> [Exercise objective]: Go over the data and copy out each line with "this" in it.

(Information supplied begins)

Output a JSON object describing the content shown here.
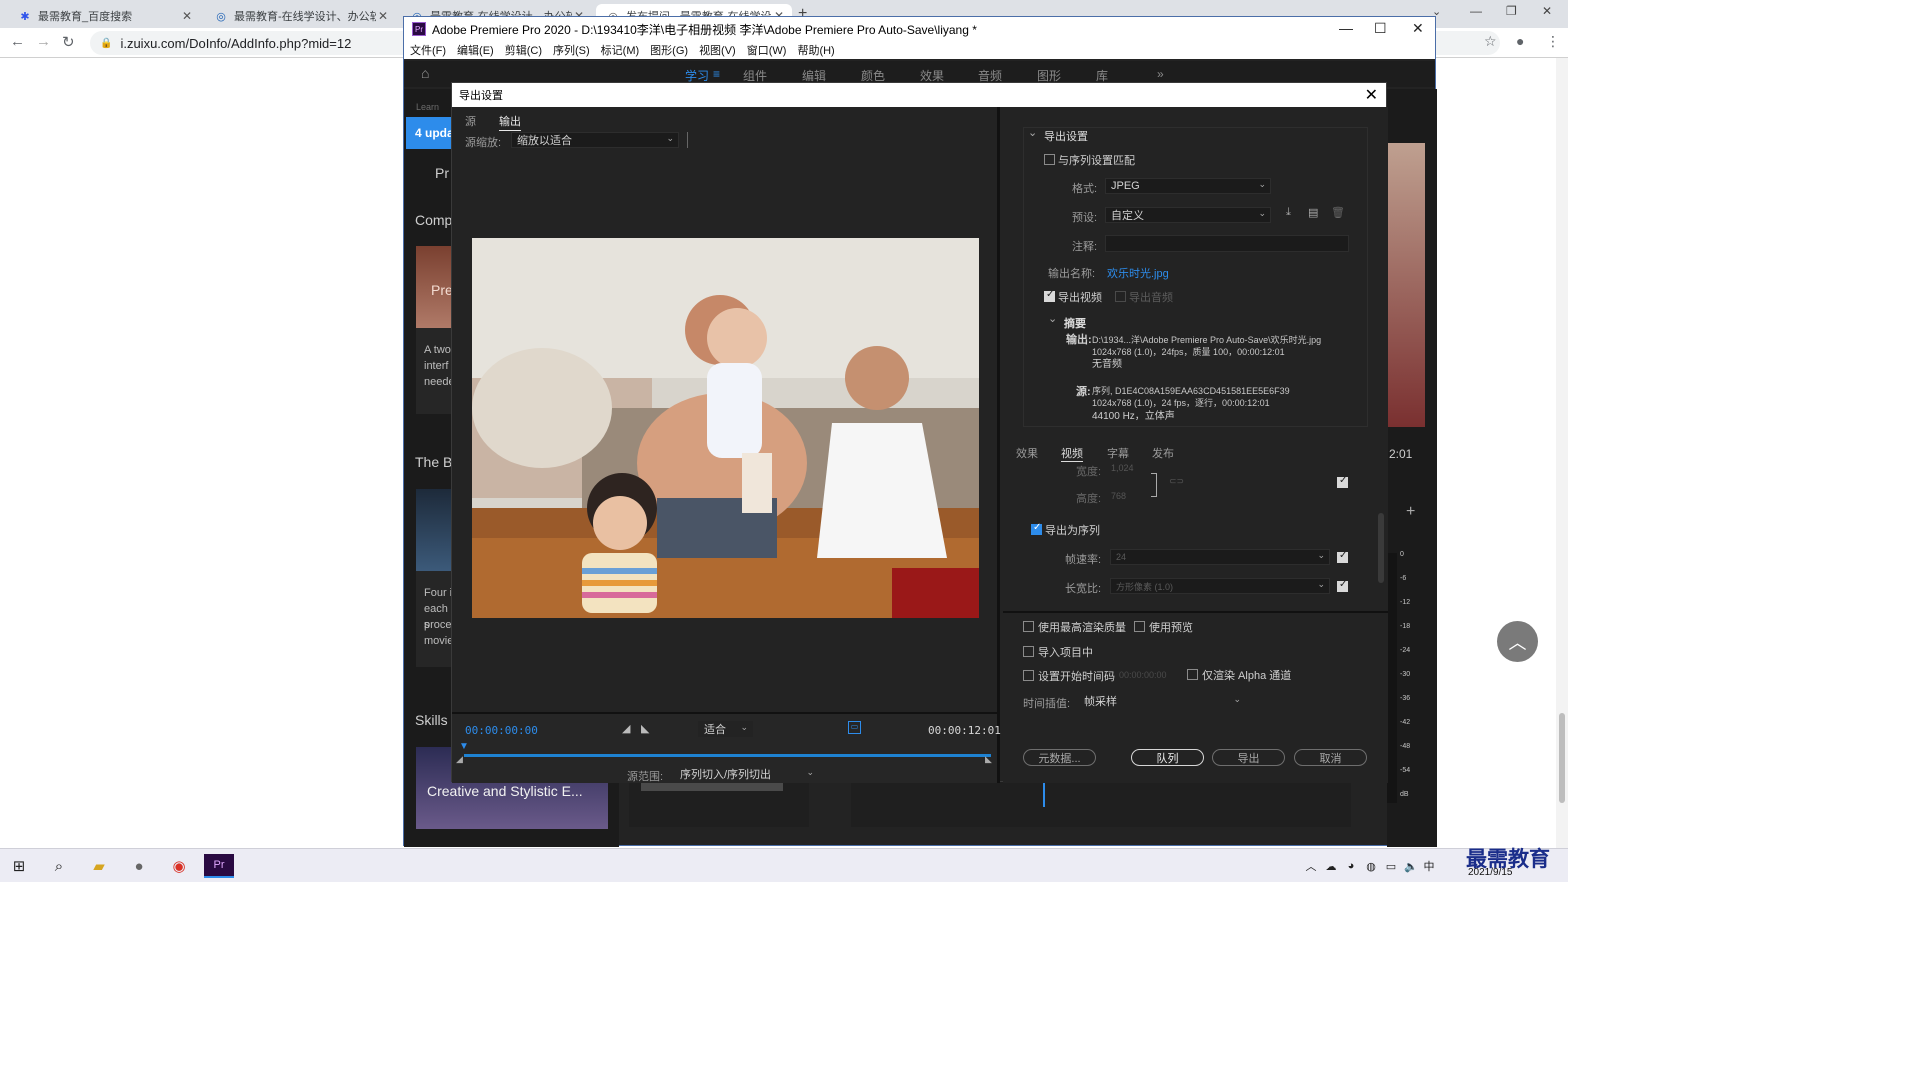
{
  "browser": {
    "tabs": [
      {
        "title": "最需教育_百度搜索",
        "icon": "baidu-paw-icon"
      },
      {
        "title": "最需教育-在线学设计、办公软件",
        "icon": "zuixu-site-icon"
      },
      {
        "title": "最需教育-在线学设计、办公软件",
        "icon": "zuixu-site-icon"
      },
      {
        "title": "发布提问 - 最需教育-在线学设计",
        "icon": "zuixu-site-icon"
      }
    ],
    "address": "i.zuixu.com/DoInfo/AddInfo.php?mid=12"
  },
  "premiere": {
    "window_title": "Adobe Premiere Pro 2020 - D:\\193410李洋\\电子相册视频 李洋\\Adobe Premiere Pro Auto-Save\\liyang *",
    "menu": [
      "文件(F)",
      "编辑(E)",
      "剪辑(C)",
      "序列(S)",
      "标记(M)",
      "图形(G)",
      "视图(V)",
      "窗口(W)",
      "帮助(H)"
    ],
    "workspaces": [
      "学习",
      "组件",
      "编辑",
      "颜色",
      "效果",
      "音频",
      "图形",
      "库"
    ],
    "active_workspace": "学习",
    "learn_panel": {
      "header": "Learn",
      "update_badge": "4 upda",
      "pr_label": "Pr",
      "sections": [
        "Comp",
        "The B",
        "Skills"
      ],
      "card1_title": "Pre",
      "card1_desc": [
        "A two",
        "interf",
        "neede"
      ],
      "card2_desc": [
        "Four i",
        "each s",
        "proce",
        "movie"
      ],
      "card3_title": "Creative and Stylistic E..."
    },
    "right_strip": {
      "timecode": "2:01",
      "meter_ticks": [
        "0",
        "-6",
        "-12",
        "-18",
        "-24",
        "-30",
        "-36",
        "-42",
        "-48",
        "-54",
        "dB"
      ]
    }
  },
  "export_dialog": {
    "title": "导出设置",
    "left": {
      "tabs": [
        "源",
        "输出"
      ],
      "active_tab": "输出",
      "source_scale_label": "源缩放:",
      "source_scale_value": "缩放以适合",
      "timecode_start": "00:00:00:00",
      "timecode_end": "00:00:12:01",
      "fit_value": "适合",
      "source_range_label": "源范围:",
      "source_range_value": "序列切入/序列切出"
    },
    "right": {
      "section_title": "导出设置",
      "match_sequence": "与序列设置匹配",
      "format_label": "格式:",
      "format_value": "JPEG",
      "preset_label": "预设:",
      "preset_value": "自定义",
      "comment_label": "注释:",
      "output_name_label": "输出名称:",
      "output_name_value": "欢乐时光.jpg",
      "export_video": "导出视频",
      "export_audio": "导出音频",
      "summary_title": "摘要",
      "summary_output_label": "输出:",
      "summary_output_lines": [
        "D:\\1934...洋\\Adobe Premiere Pro Auto-Save\\欢乐时光.jpg",
        "1024x768 (1.0)，24fps，质量 100，00:00:12:01",
        "无音频"
      ],
      "summary_source_label": "源:",
      "summary_source_lines": [
        "序列, D1E4C08A159EAA63CD451581EE5E6F39",
        "1024x768 (1.0)，24 fps，逐行，00:00:12:01",
        "44100 Hz，立体声"
      ],
      "subtabs": [
        "效果",
        "视频",
        "字幕",
        "发布"
      ],
      "active_subtab": "视频",
      "width_label": "宽度:",
      "width_value": "1,024",
      "height_label": "高度:",
      "height_value": "768",
      "export_as_sequence": "导出为序列",
      "framerate_label": "帧速率:",
      "framerate_value": "24",
      "aspect_label": "长宽比:",
      "aspect_value": "方形像素 (1.0)",
      "max_render_quality": "使用最高渲染质量",
      "use_previews": "使用预览",
      "import_into_project": "导入项目中",
      "set_start_timecode": "设置开始时间码",
      "start_timecode_value": "00:00:00:00",
      "render_alpha_only": "仅渲染 Alpha 通道",
      "time_interp_label": "时间插值:",
      "time_interp_value": "帧采样",
      "metadata_btn": "元数据...",
      "queue_btn": "队列",
      "export_btn": "导出",
      "cancel_btn": "取消"
    }
  },
  "taskbar": {
    "date": "2021/9/15",
    "watermark": "最需教育",
    "ime": "中"
  },
  "colors": {
    "accent_blue": "#2d8ceb",
    "panel_bg": "#232323",
    "dialog_title_bg": "#ffffff"
  }
}
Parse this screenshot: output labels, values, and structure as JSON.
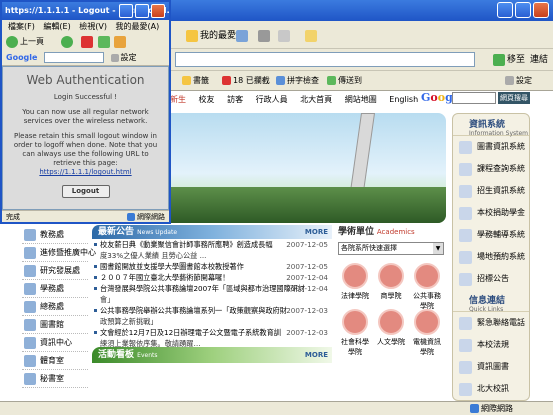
{
  "main_window": {
    "title": "",
    "toolbar": {
      "favorites": "我的最愛",
      "go": "移至",
      "links": "連結"
    },
    "links_bar": {
      "bookmarks": "書籤",
      "blocked": "18 已攔截",
      "spellcheck": "拼字檢查",
      "send_to": "傳送到",
      "settings": "設定"
    },
    "page": {
      "topnav": [
        "新生",
        "校友",
        "訪客",
        "行政人員",
        "北大首頁",
        "網站地圖",
        "English"
      ],
      "google_btn": "網頁搜尋",
      "news": {
        "title": "最新公告",
        "subtitle": "News Update",
        "more": "MORE",
        "items": [
          {
            "text": "校友薪日典《動業聚信會計師事務所應聘》創造成長幅",
            "date": "2007-12-05"
          },
          {
            "text": "度33%之優人業績 且勞心公益 ...",
            "date": ""
          },
          {
            "text": "國書館開放並支援學大學圖書館本校教授著作",
            "date": "2007-12-05"
          },
          {
            "text": "２００７年國立臺北大學藝術節開幕囉！",
            "date": "2007-12-04"
          },
          {
            "text": "台灣發展與學院公共事務論壇2007年「區域與都市治理國際研討",
            "date": "2007-12-04"
          },
          {
            "text": "會」",
            "date": ""
          },
          {
            "text": "公共事務學院舉辦公共事務論壇系列一「政策觀察與政府財",
            "date": "2007-12-03"
          },
          {
            "text": "政預算之新挑戰」",
            "date": ""
          },
          {
            "text": "文會經於12月7日及12日辦理電子公文暨電子系統教育訓",
            "date": "2007-12-03"
          },
          {
            "text": "練須上業報依序集。敬請踴躍…",
            "date": ""
          }
        ]
      },
      "events": {
        "title": "活動看板",
        "subtitle": "Events",
        "more": "MORE"
      },
      "academics": {
        "title": "學術單位",
        "subtitle": "Academics",
        "select": "各院系所快速選擇",
        "cells": [
          "法律學院",
          "商學院",
          "公共事務學院",
          "社會科學學院",
          "人文學院",
          "電機資訊學院"
        ]
      },
      "left_sidebar": [
        "教務處",
        "進修暨推廣中心",
        "研究發展處",
        "學務處",
        "總務處",
        "圖書館",
        "資訊中心",
        "體育室",
        "秘書室"
      ],
      "right_sidebar": {
        "info_title": "資訊系統",
        "info_sub": "Information System",
        "info_items": [
          "圖書資訊系統",
          "課程查詢系統",
          "招生資訊系統",
          "本校捐助學金",
          "學務輔導系統",
          "場地預約系統",
          "招標公告"
        ],
        "links_title": "信息連結",
        "links_sub": "Quick Links",
        "links_items": [
          "緊急聯絡電話",
          "本校法規",
          "資訊圖書",
          "北大校訊"
        ]
      }
    },
    "status": {
      "zone": "網際網路"
    }
  },
  "popup": {
    "title": "https://1.1.1.1 - Logout - Microsoft I...",
    "menu": [
      "檔案(F)",
      "編輯(E)",
      "檢視(V)",
      "我的最愛(A)"
    ],
    "back": "上一頁",
    "google": "Google",
    "settings": "設定",
    "heading": "Web Authentication",
    "success": "Login Successful !",
    "info1": "You can now use all regular network services over the wireless network.",
    "info2": "Please retain this small logout window in order to logoff when done. Note that you can always use the following URL to retrieve this page:",
    "url": "https://1.1.1.1/logout.html",
    "logout_btn": "Logout",
    "status": "完成",
    "zone": "網際網路"
  }
}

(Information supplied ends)

> [Problem solution]:
Parse this screenshot: output labels, values, and structure as JSON.
    "info2": "Please retain this small logout window in order to logoff when done. Note that you can always use the following URL to retrieve this page:",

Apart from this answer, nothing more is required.